“Their release is entirely dependent really on the whim of the US government. And that shouldn’t be the case. It’s a problem related to the very foundation of Guantanamo that was established where the law didn’t apply.”
On Thursday, the Pentagon expressed gratitude to Belize for supporting “ongoing US efforts focused on responsibly reducing the detainee population and ultimately closing the Guantanamo Bay facility”.
The prison once housed nearly 800 detainees, many of whom initially spent time at covert CIA locations known as black sites, where they were tortured under a so-called “enhanced interrogation” programme authorised by former President George W Bush’s administration.
A 2014 US Senate report detailed some of the torture techniques used on prisoners, including Khan, at these facilities.
“I was a ghost, a walking dead man,” Khan said in his statement on Thursday. “The CIA wanted me to remain this way forever.
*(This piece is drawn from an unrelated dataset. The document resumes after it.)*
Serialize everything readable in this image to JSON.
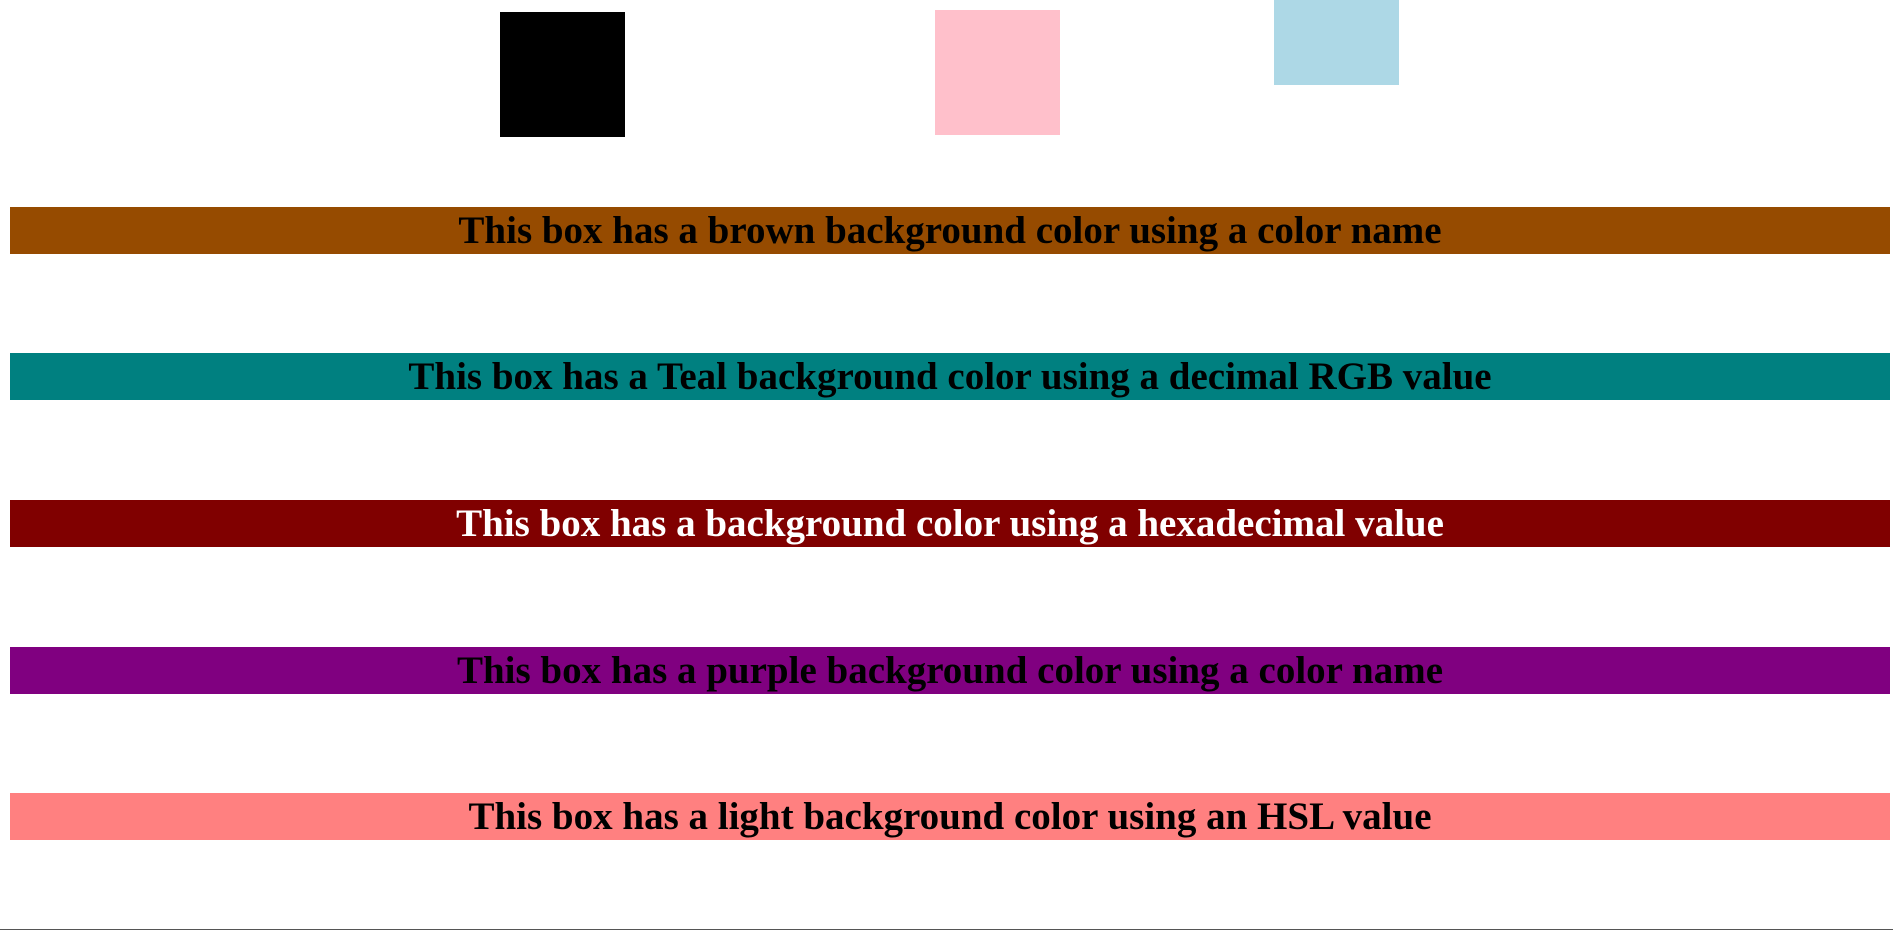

In fact, when I was being tortured, I often wished for death to escape the terror and the pain.”
Wells Dixon, a senior lawyer at the Center for Constitutional Rights who represented Khan, said the legal advocacy group was “thrilled” by his release.
“Belize has done an outstanding job to prepare for his resettlement, and their success serves as a model for other countries to accept men who no one thinks should remain at Guantanamo but who cannot return to their home countries for humanitarian reasons,” Dixon said in a statement.
Khan was released days ahead of the first-ever visit by a United Nations expert to Guantanamo.
Fionnuala Ni Aolain, the special UN rapporteur on the promotion and protection of human rights and fundamental freedoms while countering terrorism, will share her findings and recommendations after the trip, which is expected to begin next week.
Ni Aolain will also interview survivors of the September 11, 2001, attacks in the US as well as former Guantanamo detainees over the next three months, the UN Human Rights Office said.